TASK DATA Start Marker

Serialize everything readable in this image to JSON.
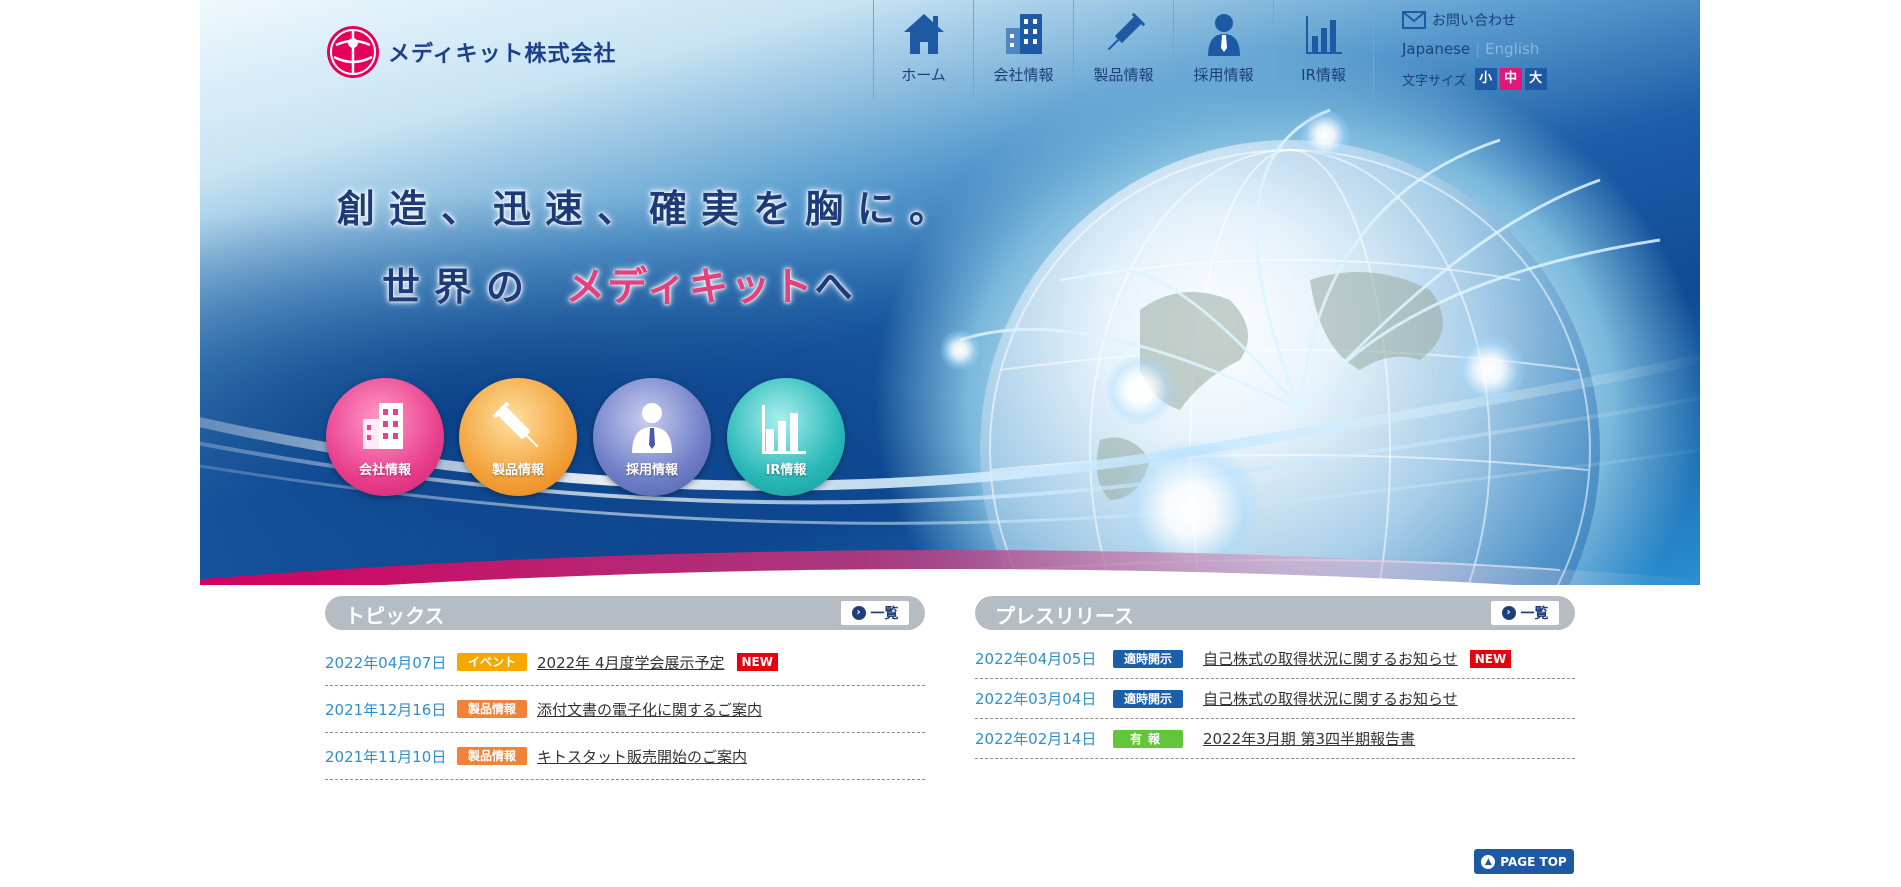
{
  "logo": {
    "text": "メディキット株式会社"
  },
  "gnav": [
    {
      "label": "ホーム",
      "icon": "home-icon"
    },
    {
      "label": "会社情報",
      "icon": "building-icon"
    },
    {
      "label": "製品情報",
      "icon": "syringe-icon"
    },
    {
      "label": "採用情報",
      "icon": "person-icon"
    },
    {
      "label": "IR情報",
      "icon": "bar-chart-icon"
    }
  ],
  "util": {
    "contact": "お問い合わせ",
    "lang_ja": "Japanese",
    "lang_sep": "|",
    "lang_en": "English",
    "fontsize_label": "文字サイズ",
    "fontsize_small": "小",
    "fontsize_medium": "中",
    "fontsize_large": "大"
  },
  "hero": {
    "line1": "創造、迅速、確実を胸に。",
    "line2_a": "世界の",
    "line2_b": "メディキット",
    "line2_c": "へ",
    "circles": [
      {
        "label": "会社情報",
        "icon": "building-icon"
      },
      {
        "label": "製品情報",
        "icon": "syringe-icon"
      },
      {
        "label": "採用情報",
        "icon": "person-icon"
      },
      {
        "label": "IR情報",
        "icon": "bar-chart-icon"
      }
    ]
  },
  "topics": {
    "title": "トピックス",
    "list_label": "一覧",
    "items": [
      {
        "date": "2022年04月07日",
        "badge": "イベント",
        "text": "2022年 4月度学会展示予定",
        "new": "NEW"
      },
      {
        "date": "2021年12月16日",
        "badge": "製品情報",
        "text": "添付文書の電子化に関するご案内"
      },
      {
        "date": "2021年11月10日",
        "badge": "製品情報",
        "text": "キトスタット販売開始のご案内"
      }
    ]
  },
  "press": {
    "title": "プレスリリース",
    "list_label": "一覧",
    "items": [
      {
        "date": "2022年04月05日",
        "badge": "適時開示",
        "text": "自己株式の取得状況に関するお知らせ",
        "new": "NEW"
      },
      {
        "date": "2022年03月04日",
        "badge": "適時開示",
        "text": "自己株式の取得状況に関するお知らせ"
      },
      {
        "date": "2022年02月14日",
        "badge": "有報",
        "text": "2022年3月期 第3四半期報告書"
      }
    ]
  },
  "pagetop": "PAGE TOP",
  "colors": {
    "brand_blue": "#1d5aa3",
    "brand_pink": "#e0177a",
    "date_blue": "#2f8fcc"
  }
}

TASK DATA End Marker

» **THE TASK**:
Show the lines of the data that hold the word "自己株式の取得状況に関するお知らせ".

» **RESULT OF THE EXERCISE**:
        "text": "自己株式の取得状況に関するお知らせ",
        "text": "自己株式の取得状況に関するお知らせ"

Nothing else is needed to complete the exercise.